Tyngsboro is loaded, but nothing is ever handed to you.

Curtiss Vachon Chasing History at St. Bernard's

Few players in the history of the Commonwealth have been more prolific than St. Bernard's attackman Curtiss Vachon. One of the region's (somehow) best kept secrets, Vachon has already scored an absurd 220 goals and dished out 83 assists in his first three varsity seasons. Those 303 points make him (already) the 46th leading scored in the history of Massachusetts high school lacrosse, but a big season could put him in super elite company.

Vachon led Central Mass with 147 points (105 G, 42 A) last year, and, should he repeat those numbers, would finish his career with 450 points, making him the 6th most productive player in Massachusetts history, second only to Grafton alum Tyler Reilly's 495 points for the most ever in CMass.

Vachon has already committed to play D1 lacrosse next year at Wagner, so clearly he's proven himself to coaches at multiple levels, but this season could prove to be a pivotal one for a player some assume is simply a paper tiger.

Vachon is a big, physical player that is nearly impossible to keep away from the cage, and if he puts up another historic season, it will be impossible to deny him his spot in the annals of Bay State lacrosse.

Small Programs Looking to Make a Leap

Central Mass has no shortage of up-and-coming programs, and each is fighting through growing pains, while trying to earn respectability in the increasingly competitive CMass lax scene. In only its second season as a varsity squad, Hopedale jumped from 3 to 7 wins, while Monty Tech went from a 2-15 afterthought, to a 7-9 squad that nearly made the state tournament in 2015.

Throw in a Northbridge team that clearly has athletes, a Bromfield program that appears to be on the rise, and a Blackstone Valley Tech team that always seems to be in the playoff picture under coach Anthony Comoforti, and you've got a solid contingent of small-school teams that could all take the next step this year.

Will they? Who knows, but as the game grows, it's great to see these smaller and new programs finding success as well. Perhaps one of them will experience playoff lacrosse this season.


Anonymous said...

Let the games begin!!!

Anonymous said...

Is LaForge committed?

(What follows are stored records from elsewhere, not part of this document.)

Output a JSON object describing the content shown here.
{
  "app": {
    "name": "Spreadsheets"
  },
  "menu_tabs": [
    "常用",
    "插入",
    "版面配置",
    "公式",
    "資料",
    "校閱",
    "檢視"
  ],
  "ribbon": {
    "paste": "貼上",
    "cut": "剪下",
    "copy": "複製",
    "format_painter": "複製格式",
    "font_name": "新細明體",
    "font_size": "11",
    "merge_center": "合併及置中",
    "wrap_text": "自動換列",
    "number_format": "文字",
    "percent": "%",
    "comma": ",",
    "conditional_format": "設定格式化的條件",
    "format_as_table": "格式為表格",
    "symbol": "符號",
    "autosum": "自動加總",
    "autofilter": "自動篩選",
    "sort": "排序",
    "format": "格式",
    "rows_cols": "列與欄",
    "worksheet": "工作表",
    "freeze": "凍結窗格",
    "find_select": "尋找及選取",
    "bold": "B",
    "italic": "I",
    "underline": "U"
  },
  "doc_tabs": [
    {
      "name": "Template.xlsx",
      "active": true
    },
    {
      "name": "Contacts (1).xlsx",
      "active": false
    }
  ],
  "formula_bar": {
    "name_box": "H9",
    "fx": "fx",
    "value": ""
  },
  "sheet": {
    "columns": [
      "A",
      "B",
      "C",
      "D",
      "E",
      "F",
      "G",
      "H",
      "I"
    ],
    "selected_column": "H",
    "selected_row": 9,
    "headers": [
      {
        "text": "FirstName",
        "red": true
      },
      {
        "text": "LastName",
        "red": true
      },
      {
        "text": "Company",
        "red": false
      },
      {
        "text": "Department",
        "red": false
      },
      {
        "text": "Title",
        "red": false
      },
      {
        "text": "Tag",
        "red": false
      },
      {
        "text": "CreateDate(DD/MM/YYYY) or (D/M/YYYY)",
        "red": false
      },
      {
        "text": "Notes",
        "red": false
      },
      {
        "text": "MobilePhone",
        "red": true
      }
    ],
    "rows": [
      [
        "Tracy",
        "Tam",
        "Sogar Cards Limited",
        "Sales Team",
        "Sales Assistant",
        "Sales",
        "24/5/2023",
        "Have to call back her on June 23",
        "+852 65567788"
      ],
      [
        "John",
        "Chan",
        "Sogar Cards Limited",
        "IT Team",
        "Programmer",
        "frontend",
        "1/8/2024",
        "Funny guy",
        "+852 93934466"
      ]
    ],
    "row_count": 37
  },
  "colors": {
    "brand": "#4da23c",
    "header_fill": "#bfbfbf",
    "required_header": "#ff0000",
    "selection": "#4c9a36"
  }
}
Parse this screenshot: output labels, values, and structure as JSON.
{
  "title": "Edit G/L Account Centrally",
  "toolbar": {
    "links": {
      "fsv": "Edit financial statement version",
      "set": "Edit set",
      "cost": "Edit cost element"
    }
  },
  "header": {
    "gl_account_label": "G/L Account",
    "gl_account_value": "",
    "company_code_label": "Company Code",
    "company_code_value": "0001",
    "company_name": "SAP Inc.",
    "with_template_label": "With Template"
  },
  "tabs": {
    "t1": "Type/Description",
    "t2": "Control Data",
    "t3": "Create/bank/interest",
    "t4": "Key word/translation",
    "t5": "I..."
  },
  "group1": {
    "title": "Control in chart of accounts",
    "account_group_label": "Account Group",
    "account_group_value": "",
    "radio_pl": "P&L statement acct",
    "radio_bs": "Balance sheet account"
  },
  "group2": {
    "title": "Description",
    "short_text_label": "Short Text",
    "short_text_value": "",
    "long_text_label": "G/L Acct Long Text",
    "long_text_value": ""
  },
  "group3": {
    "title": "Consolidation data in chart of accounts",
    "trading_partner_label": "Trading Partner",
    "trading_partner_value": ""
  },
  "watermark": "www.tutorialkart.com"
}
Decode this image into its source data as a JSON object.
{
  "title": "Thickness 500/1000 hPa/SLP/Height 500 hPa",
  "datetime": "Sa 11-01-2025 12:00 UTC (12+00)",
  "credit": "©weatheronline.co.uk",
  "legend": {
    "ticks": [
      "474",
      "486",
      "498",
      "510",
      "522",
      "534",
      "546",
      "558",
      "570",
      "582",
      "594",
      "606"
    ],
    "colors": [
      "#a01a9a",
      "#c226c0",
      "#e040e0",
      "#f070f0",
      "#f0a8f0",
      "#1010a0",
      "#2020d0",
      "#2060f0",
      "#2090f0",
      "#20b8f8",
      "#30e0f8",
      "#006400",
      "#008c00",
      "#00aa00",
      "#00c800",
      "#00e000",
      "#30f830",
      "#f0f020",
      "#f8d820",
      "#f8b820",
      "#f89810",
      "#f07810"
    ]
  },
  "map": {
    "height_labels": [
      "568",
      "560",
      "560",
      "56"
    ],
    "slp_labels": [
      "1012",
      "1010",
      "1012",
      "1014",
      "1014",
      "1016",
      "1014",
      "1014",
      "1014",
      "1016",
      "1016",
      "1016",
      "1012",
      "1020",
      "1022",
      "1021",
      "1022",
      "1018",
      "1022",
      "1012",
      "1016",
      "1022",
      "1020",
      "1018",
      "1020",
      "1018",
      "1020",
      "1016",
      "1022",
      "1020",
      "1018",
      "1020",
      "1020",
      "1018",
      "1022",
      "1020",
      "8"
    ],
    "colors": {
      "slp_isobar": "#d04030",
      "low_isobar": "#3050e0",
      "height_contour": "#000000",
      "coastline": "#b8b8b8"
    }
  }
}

Joe Parello said...

I haven't updated our recruiting database since the summer, but according to his Twitter he's committed to UMass Lowell. Once I start talking to coaches and players more frequently, I'll do a big recruiting update.

Anonymous said...

I believe LaForge is a "verbal" commit. Which is a non-binding agreement. Up and until the signing of a Letter of Intent, the athlete and/or the institution may back out for any reason either has. I am happy for the young man and believe he will be an asset to UML.

On the larger scale the whole verbal commit thing for Soph, Fresh and, yes, even Eighth graders or younger, is silly. Knowing some college coaches and having discussed this with them, it is often a way for colleges to "take kids off the board" so other schools are dis-incentivized from recruiting the player and /or may dis-incentivize the student athlete from looking at other schools.

I don't know if this is an issue in other sports, but it seems prevalent in Lax.

Anyway, enjoy the upcoming season folks!

Gene Kapuscienski said...


Congrats on being in the 300 club!!!. Good luck with the upcoming season!!!

Gene S. Kapuscienski